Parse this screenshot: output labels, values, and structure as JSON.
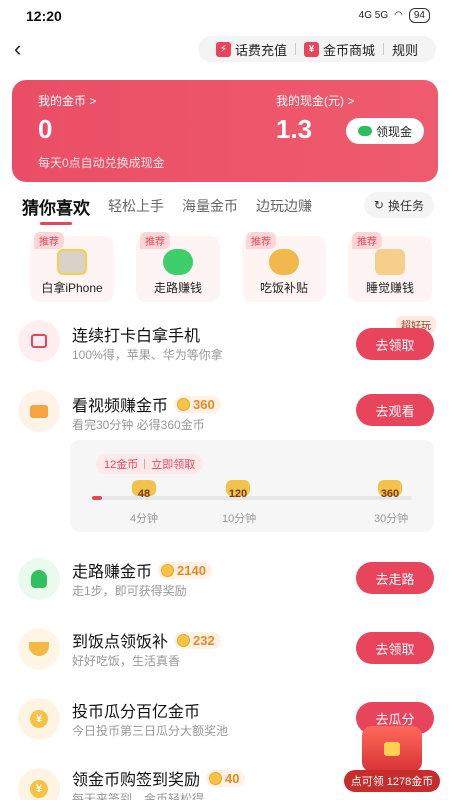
{
  "status_bar": {
    "time": "12:20",
    "network": "4G 5G",
    "battery": "94"
  },
  "nav": {
    "recharge": "话费充值",
    "coin_mall": "金币商城",
    "rules": "规则"
  },
  "hero": {
    "coins_label": "我的金币 >",
    "coins_value": "0",
    "cash_label": "我的现金(元) >",
    "cash_value": "1.3",
    "withdraw_label": "领现金",
    "note": "每天0点自动兑换成现金"
  },
  "tabs": [
    {
      "label": "猜你喜欢"
    },
    {
      "label": "轻松上手"
    },
    {
      "label": "海量金币"
    },
    {
      "label": "边玩边赚"
    }
  ],
  "switch_label": "换任务",
  "quick_items": [
    {
      "badge": "推荐",
      "label": "白拿iPhone"
    },
    {
      "badge": "推荐",
      "label": "走路赚钱"
    },
    {
      "badge": "推荐",
      "label": "吃饭补贴"
    },
    {
      "badge": "推荐",
      "label": "睡觉赚钱"
    }
  ],
  "tasks": [
    {
      "title": "连续打卡白拿手机",
      "coins": "",
      "desc": "100%得，苹果、华为等你拿",
      "action": "去领取",
      "tag": "超好玩",
      "icon": "phone-box-icon"
    },
    {
      "title": "看视频赚金币",
      "coins": "360",
      "desc": "看完30分钟 必得360金币",
      "action": "去观看",
      "tag": "",
      "icon": "video-camera-icon"
    },
    {
      "title": "走路赚金币",
      "coins": "2140",
      "desc": "走1步，即可获得奖励",
      "action": "去走路",
      "tag": "",
      "icon": "walking-person-icon"
    },
    {
      "title": "到饭点领饭补",
      "coins": "232",
      "desc": "好好吃饭，生活真香",
      "action": "去领取",
      "tag": "",
      "icon": "meal-bowl-icon"
    },
    {
      "title": "投币瓜分百亿金币",
      "coins": "",
      "desc": "今日投币第三日瓜分大额奖池",
      "action": "去瓜分",
      "tag": "",
      "icon": "coin-yuan-icon"
    },
    {
      "title": "领金币购签到奖励",
      "coins": "40",
      "desc": "每天来签到，金币轻松得",
      "action": "",
      "tag": "",
      "icon": "coin-yuan-icon"
    }
  ],
  "video_progress": {
    "chip_left": "12金币",
    "chip_right": "立即领取",
    "progress": 0.03,
    "milestones": [
      {
        "coins": "48",
        "time": "4分钟"
      },
      {
        "coins": "120",
        "time": "10分钟"
      },
      {
        "coins": "360",
        "time": "30分钟"
      }
    ]
  },
  "float_reward": {
    "label": "点可领 1278金币"
  },
  "colors": {
    "accent": "#e8455d",
    "coin": "#f6c444"
  }
}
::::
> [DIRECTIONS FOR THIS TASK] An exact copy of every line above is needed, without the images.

> [EXERCISE RESPONSE]
Parse this screenshot: output labels, values, and structure as JSON.
{
  "status_bar": {
    "time": "12:20",
    "network": "4G 5G",
    "battery": "94"
  },
  "nav": {
    "recharge": "话费充值",
    "coin_mall": "金币商城",
    "rules": "规则"
  },
  "hero": {
    "coins_label": "我的金币 >",
    "coins_value": "0",
    "cash_label": "我的现金(元) >",
    "cash_value": "1.3",
    "withdraw_label": "领现金",
    "note": "每天0点自动兑换成现金"
  },
  "tabs": [
    {
      "label": "猜你喜欢"
    },
    {
      "label": "轻松上手"
    },
    {
      "label": "海量金币"
    },
    {
      "label": "边玩边赚"
    }
  ],
  "switch_label": "换任务",
  "quick_items": [
    {
      "badge": "推荐",
      "label": "白拿iPhone"
    },
    {
      "badge": "推荐",
      "label": "走路赚钱"
    },
    {
      "badge": "推荐",
      "label": "吃饭补贴"
    },
    {
      "badge": "推荐",
      "label": "睡觉赚钱"
    }
  ],
  "tasks": [
    {
      "title": "连续打卡白拿手机",
      "coins": "",
      "desc": "100%得，苹果、华为等你拿",
      "action": "去领取",
      "tag": "超好玩",
      "icon": "phone-box-icon"
    },
    {
      "title": "看视频赚金币",
      "coins": "360",
      "desc": "看完30分钟 必得360金币",
      "action": "去观看",
      "tag": "",
      "icon": "video-camera-icon"
    },
    {
      "title": "走路赚金币",
      "coins": "2140",
      "desc": "走1步，即可获得奖励",
      "action": "去走路",
      "tag": "",
      "icon": "walking-person-icon"
    },
    {
      "title": "到饭点领饭补",
      "coins": "232",
      "desc": "好好吃饭，生活真香",
      "action": "去领取",
      "tag": "",
      "icon": "meal-bowl-icon"
    },
    {
      "title": "投币瓜分百亿金币",
      "coins": "",
      "desc": "今日投币第三日瓜分大额奖池",
      "action": "去瓜分",
      "tag": "",
      "icon": "coin-yuan-icon"
    },
    {
      "title": "领金币购签到奖励",
      "coins": "40",
      "desc": "每天来签到，金币轻松得",
      "action": "",
      "tag": "",
      "icon": "coin-yuan-icon"
    }
  ],
  "video_progress": {
    "chip_left": "12金币",
    "chip_right": "立即领取",
    "progress": 0.03,
    "milestones": [
      {
        "coins": "48",
        "time": "4分钟"
      },
      {
        "coins": "120",
        "time": "10分钟"
      },
      {
        "coins": "360",
        "time": "30分钟"
      }
    ]
  },
  "float_reward": {
    "label": "点可领 1278金币"
  },
  "colors": {
    "accent": "#e8455d",
    "coin": "#f6c444"
  }
}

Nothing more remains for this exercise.